_What to work on_
Give the records again in full, exactly as they appear, but without the pictures.

(Dataset records)
★ ★ ★ ★ ★ ★ ★

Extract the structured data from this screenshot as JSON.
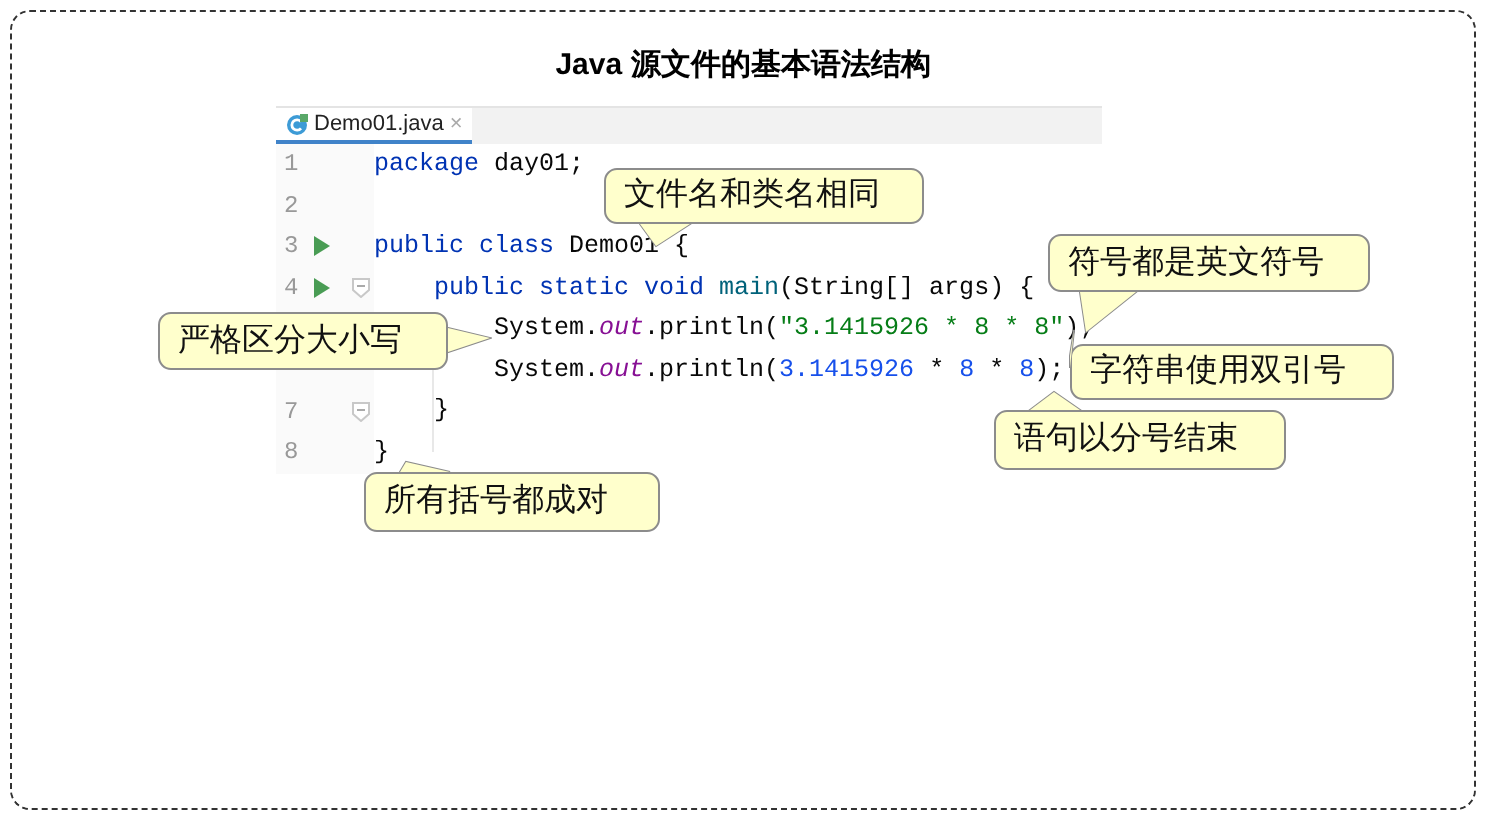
{
  "title": "Java 源文件的基本语法结构",
  "editor": {
    "tab": {
      "label": "Demo01.java",
      "close": "×"
    },
    "lines": [
      {
        "number": "1",
        "run": false,
        "fold": false,
        "tokens": [
          {
            "text": "package",
            "kind": "keyword"
          },
          {
            "text": " day01;",
            "kind": "plain"
          }
        ]
      },
      {
        "number": "2",
        "run": false,
        "fold": false
      },
      {
        "number": "3",
        "run": true,
        "fold": false,
        "tokens": [
          {
            "text": "public class",
            "kind": "keyword"
          },
          {
            "text": " Demo01 {",
            "kind": "plain"
          }
        ],
        "children": [
          {
            "number": "4",
            "run": true,
            "fold": true,
            "tokens": [
              {
                "text": "public static void ",
                "kind": "keyword"
              },
              {
                "text": "main",
                "kind": "method"
              },
              {
                "text": "(String[] args) {",
                "kind": "plain"
              }
            ],
            "children": [
              {
                "tokens": [
                  {
                    "text": "System.",
                    "kind": "plain"
                  },
                  {
                    "text": "out",
                    "kind": "field"
                  },
                  {
                    "text": ".println(",
                    "kind": "plain"
                  },
                  {
                    "text": "\"3.1415926 * 8 * 8\"",
                    "kind": "string"
                  },
                  {
                    "text": ");",
                    "kind": "plain"
                  }
                ]
              },
              {
                "tokens": [
                  {
                    "text": "System.",
                    "kind": "plain"
                  },
                  {
                    "text": "out",
                    "kind": "field"
                  },
                  {
                    "text": ".println(",
                    "kind": "plain"
                  },
                  {
                    "text": "3.1415926",
                    "kind": "number"
                  },
                  {
                    "text": " * ",
                    "kind": "plain"
                  },
                  {
                    "text": "8",
                    "kind": "number"
                  },
                  {
                    "text": " * ",
                    "kind": "plain"
                  },
                  {
                    "text": "8",
                    "kind": "number"
                  },
                  {
                    "text": ");",
                    "kind": "plain"
                  }
                ]
              }
            ]
          },
          {
            "number": "7",
            "run": false,
            "fold": true,
            "tokens": [
              {
                "text": "}",
                "kind": "plain"
              }
            ]
          }
        ]
      },
      {
        "number": "8",
        "run": false,
        "fold": false,
        "tokens": [
          {
            "text": "}",
            "kind": "plain"
          }
        ]
      }
    ]
  },
  "callouts": [
    {
      "text": "文件名和类名相同"
    },
    {
      "text": "符号都是英文符号"
    },
    {
      "text": "字符串使用双引号"
    },
    {
      "text": "严格区分大小写"
    },
    {
      "text": "语句以分号结束"
    },
    {
      "text": "所有括号都成对"
    }
  ]
}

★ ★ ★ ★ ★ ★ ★

_The answer_
Extract the structured data from this screenshot as JSON.
{
  "title": "Java 源文件的基本语法结构",
  "editor": {
    "tab": {
      "label": "Demo01.java",
      "close": "×"
    },
    "lines": [
      {
        "number": "1",
        "run": false,
        "fold": false,
        "tokens": [
          {
            "text": "package",
            "kind": "keyword"
          },
          {
            "text": " day01;",
            "kind": "plain"
          }
        ]
      },
      {
        "number": "2",
        "run": false,
        "fold": false
      },
      {
        "number": "3",
        "run": true,
        "fold": false,
        "tokens": [
          {
            "text": "public class",
            "kind": "keyword"
          },
          {
            "text": " Demo01 {",
            "kind": "plain"
          }
        ],
        "children": [
          {
            "number": "4",
            "run": true,
            "fold": true,
            "tokens": [
              {
                "text": "public static void ",
                "kind": "keyword"
              },
              {
                "text": "main",
                "kind": "method"
              },
              {
                "text": "(String[] args) {",
                "kind": "plain"
              }
            ],
            "children": [
              {
                "tokens": [
                  {
                    "text": "System.",
                    "kind": "plain"
                  },
                  {
                    "text": "out",
                    "kind": "field"
                  },
                  {
                    "text": ".println(",
                    "kind": "plain"
                  },
                  {
                    "text": "\"3.1415926 * 8 * 8\"",
                    "kind": "string"
                  },
                  {
                    "text": ");",
                    "kind": "plain"
                  }
                ]
              },
              {
                "tokens": [
                  {
                    "text": "System.",
                    "kind": "plain"
                  },
                  {
                    "text": "out",
                    "kind": "field"
                  },
                  {
                    "text": ".println(",
                    "kind": "plain"
                  },
                  {
                    "text": "3.1415926",
                    "kind": "number"
                  },
                  {
                    "text": " * ",
                    "kind": "plain"
                  },
                  {
                    "text": "8",
                    "kind": "number"
                  },
                  {
                    "text": " * ",
                    "kind": "plain"
                  },
                  {
                    "text": "8",
                    "kind": "number"
                  },
                  {
                    "text": ");",
                    "kind": "plain"
                  }
                ]
              }
            ]
          },
          {
            "number": "7",
            "run": false,
            "fold": true,
            "tokens": [
              {
                "text": "}",
                "kind": "plain"
              }
            ]
          }
        ]
      },
      {
        "number": "8",
        "run": false,
        "fold": false,
        "tokens": [
          {
            "text": "}",
            "kind": "plain"
          }
        ]
      }
    ]
  },
  "callouts": [
    {
      "text": "文件名和类名相同"
    },
    {
      "text": "符号都是英文符号"
    },
    {
      "text": "字符串使用双引号"
    },
    {
      "text": "严格区分大小写"
    },
    {
      "text": "语句以分号结束"
    },
    {
      "text": "所有括号都成对"
    }
  ]
}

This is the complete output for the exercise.